Halton offers the module free to other boards, says Patricia Jo-Anne Walsh, OCT, the board’s former instructional program leader for health and physical education who co-led its development. She hopes the module will boost teacher confidence in providing concussion education to their students.

Back at Sir Winston Churchill, his safety test completed, Spencer, a Grade 10 technology student, looks on as tech teacher Roberto Busca, OCT, demonstrates the safe operation of a belt sander to the class.

“You have to go over the safety rules every year no matter how much you know,” he says. “You need to pay attention to the rules.” With files from Annik Chalifour


Requirements and Training

School teachers and administrators are governed by a variety of laws and regulations on health and safety in schools:

Workplace Hazardous Materials Information System (WHMIS):
Occupational Health and Safety Act:
Ontario Education Act:
Sabrina’s Law:

Sources: Ontario College of Teachers, Ontario Ministry of Education, Ontario Ministry of Labour, school board officials.

Safety First

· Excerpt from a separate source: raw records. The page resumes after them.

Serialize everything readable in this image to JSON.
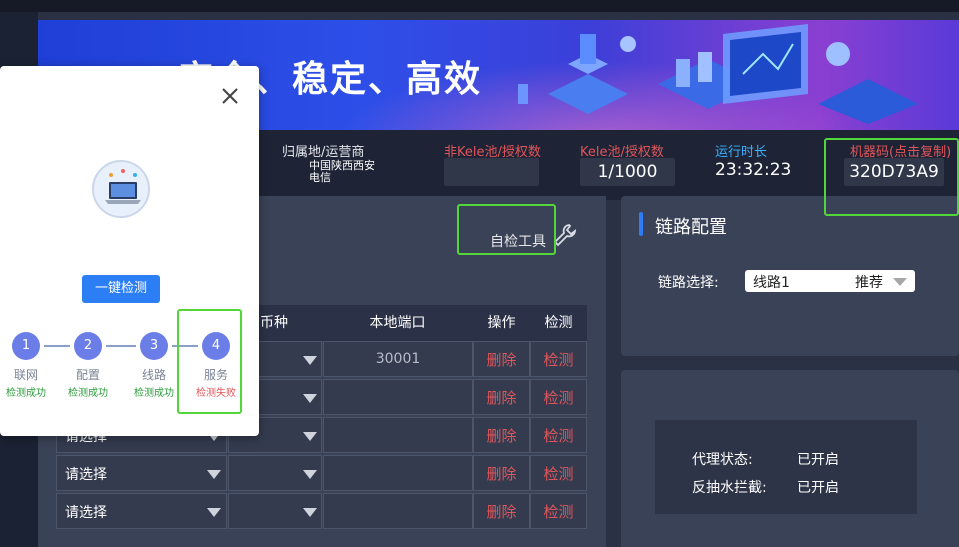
{
  "banner": {
    "slogan": "安全、稳定、高效"
  },
  "infobar": {
    "location_label": "归属地/运营商",
    "location_value": "中国陕西西安\n电信",
    "non_kele_label": "非Kele池/授权数",
    "kele_label": "Kele池/授权数",
    "kele_value": "1/1000",
    "uptime_label": "运行时长",
    "uptime_value": "23:32:23",
    "machine_label": "机器码(点击复制)",
    "machine_value": "320D73A9"
  },
  "toolbar": {
    "self_check_label": "自检工具"
  },
  "table": {
    "headers": {
      "coin": "币种",
      "port": "本地端口",
      "op": "操作",
      "check": "检测"
    },
    "select_placeholder": "请选择",
    "rows": [
      {
        "port": "30001",
        "delete": "删除",
        "check": "检测"
      },
      {
        "port": "",
        "delete": "删除",
        "check": "检测"
      },
      {
        "port": "",
        "delete": "删除",
        "check": "检测"
      },
      {
        "port": "",
        "delete": "删除",
        "check": "检测"
      },
      {
        "port": "",
        "delete": "删除",
        "check": "检测"
      }
    ]
  },
  "link_config": {
    "title": "链路配置",
    "select_label": "链路选择:",
    "select_value": "线路1",
    "select_tag": "推荐"
  },
  "status": {
    "proxy_label": "代理状态:",
    "proxy_value": "已开启",
    "anti_label": "反抽水拦截:",
    "anti_value": "已开启"
  },
  "modal": {
    "button_label": "一键检测",
    "steps": [
      {
        "num": "1",
        "label": "联网",
        "state": "检测成功",
        "ok": true
      },
      {
        "num": "2",
        "label": "配置",
        "state": "检测成功",
        "ok": true
      },
      {
        "num": "3",
        "label": "线路",
        "state": "检测成功",
        "ok": true
      },
      {
        "num": "4",
        "label": "服务",
        "state": "检测失败",
        "ok": false
      }
    ]
  },
  "colors": {
    "accent": "#2c7ef5",
    "danger": "#e0565a",
    "highlight": "#53d63a",
    "success": "#2d9a3a"
  }
}
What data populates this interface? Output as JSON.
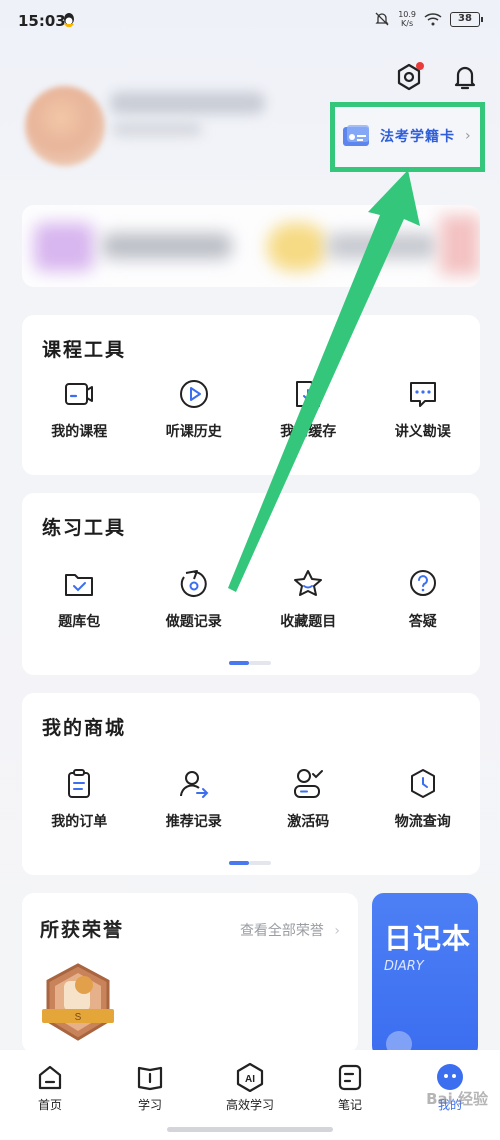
{
  "status_bar": {
    "time": "15:03",
    "net_speed_value": "10.9",
    "net_speed_unit": "K/s",
    "battery": "38"
  },
  "header": {
    "settings_icon": "settings-hex-icon",
    "bell_icon": "bell-icon",
    "study_card_label": "法考学籍卡"
  },
  "course_tools": {
    "title": "课程工具",
    "items": [
      {
        "label": "我的课程",
        "icon": "course-video-icon"
      },
      {
        "label": "听课历史",
        "icon": "play-history-icon"
      },
      {
        "label": "我的缓存",
        "icon": "download-cache-icon"
      },
      {
        "label": "讲义勘误",
        "icon": "chat-errata-icon"
      }
    ]
  },
  "practice_tools": {
    "title": "练习工具",
    "items": [
      {
        "label": "题库包",
        "icon": "folder-check-icon"
      },
      {
        "label": "做题记录",
        "icon": "practice-record-icon"
      },
      {
        "label": "收藏题目",
        "icon": "star-icon"
      },
      {
        "label": "答疑",
        "icon": "question-icon"
      }
    ]
  },
  "mall": {
    "title": "我的商城",
    "items": [
      {
        "label": "我的订单",
        "icon": "order-clipboard-icon"
      },
      {
        "label": "推荐记录",
        "icon": "referral-user-icon"
      },
      {
        "label": "激活码",
        "icon": "activation-code-icon"
      },
      {
        "label": "物流查询",
        "icon": "logistics-icon"
      }
    ]
  },
  "honors": {
    "title": "所获荣誉",
    "view_all": "查看全部荣誉",
    "badge_text": "S"
  },
  "diary": {
    "title": "日记本",
    "subtitle": "DIARY"
  },
  "bottom_nav": {
    "items": [
      {
        "label": "首页",
        "icon": "home-icon"
      },
      {
        "label": "学习",
        "icon": "book-icon"
      },
      {
        "label": "高效学习",
        "icon": "ai-icon"
      },
      {
        "label": "笔记",
        "icon": "note-icon"
      },
      {
        "label": "我的",
        "icon": "profile-icon",
        "active": true
      }
    ]
  },
  "watermark": "Bai 经验",
  "colors": {
    "accent": "#3c6ef0",
    "highlight": "#34c77b",
    "badge_red": "#e93b3b"
  }
}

In April 2013, the Ontario College of Teachers published a professional advisory on student safety. “Safety in Learning Environments: A Shared Responsibility” serves as a reminder to OCTs that they are responsible for ensuring safe learning environments for their students. Consult the advisory, which can be found at, for information about safety legislation, your professional responsibilities and how to minimize safety risks.